HER DEBT CANCELED.
He begins to reason, to strain his mind in search of all the things he ever heard with relation to a meeting between unarmed men and wild beasts.
The power of the human eye has been held up as an example, and surely here is a chance to try it—the stake, his life.
By this time he becomes cognizant of a certain fact that renders him uneasy; the yellow orbs do not seem as far away as before, and it is evident that they approach gradually nearer.
He can even imagine the great body of the animal, perhaps a tiger from African shores, creeping on its belly, inch by inch shortening the distance between itself and its prey.
John cannot retreat—already he is in a corner, with the wall behind, so that all he can do is to await developments.
Nearer still, until scarcely five feet separate him from the glowing orbs, he can even hear the animal’s stentorian breathing.
John prepares for a terrible struggle; he holds his hands out so as to clutch the great beast by the throat as he advances, and his muscles are strained in order to sustain the shock.
Just when he expects to hear the roar of a hunger-stricken beast, he is astonished beyond measure at what occurs.
“Scat! you rascal!” exclaims a voice, and there is heard a great threshing sound, as though some one endeavors to intimidate by the swinging of arms as well as by sound.
“What! is that you, Professor Sharpe?” demands the doctor, amazed, delighted, not because he has a companion in misfortune, but on account of the dissipation of his fears respecting an assault.
In another minute the two are embracing; there is nothing like danger to bring men together and make them brothers.
There is strength in union, and both of them feel better since the meeting.
Of course their thoughts are wholly bent on escape, and the talk is of this. Sharpe has not been so thoroughly searched as his companion, and soon produces a few matches, with which they proceed to examine their dungeon.
It is a gloomy prospect.
The walls are heavy and of stone; there is no opening beyond a mere slit in the corner through which comes wafts of the sweet air without.
As to the door, it would withstand the assault of giants.
Hopeless indeed does it all appear, and yet little do we poor mortals know what the next minute may bring forth.
While they are seated there, seeking to cheer up each other, it is John’s keen ears that detect the presence of some one at the door.

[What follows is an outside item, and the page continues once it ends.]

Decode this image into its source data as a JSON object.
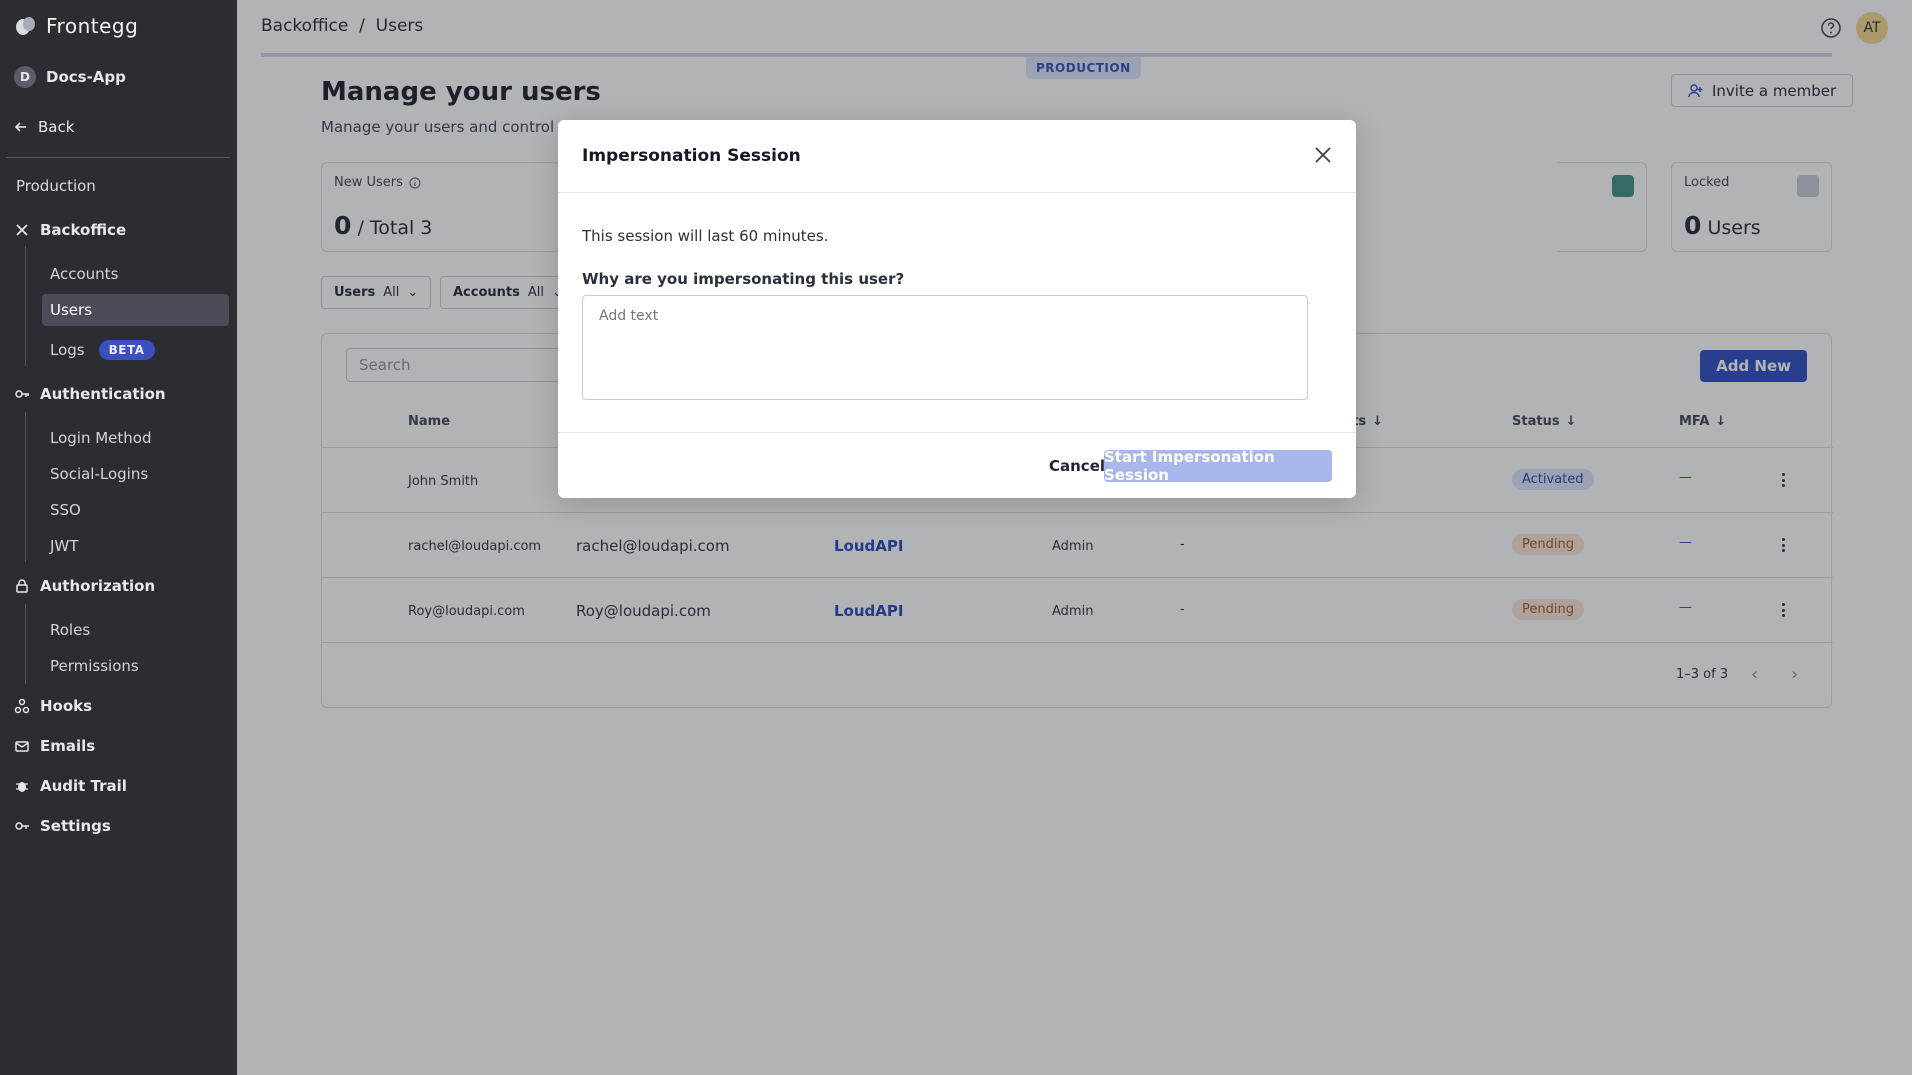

This is not a new event that may be pregnant with hope—on the contrary, it is possibly the next downward step in the line of Pauline Potter’s revenge.
When the key turns in the lock, both men are on their feet ready to meet whatever may be in store for them.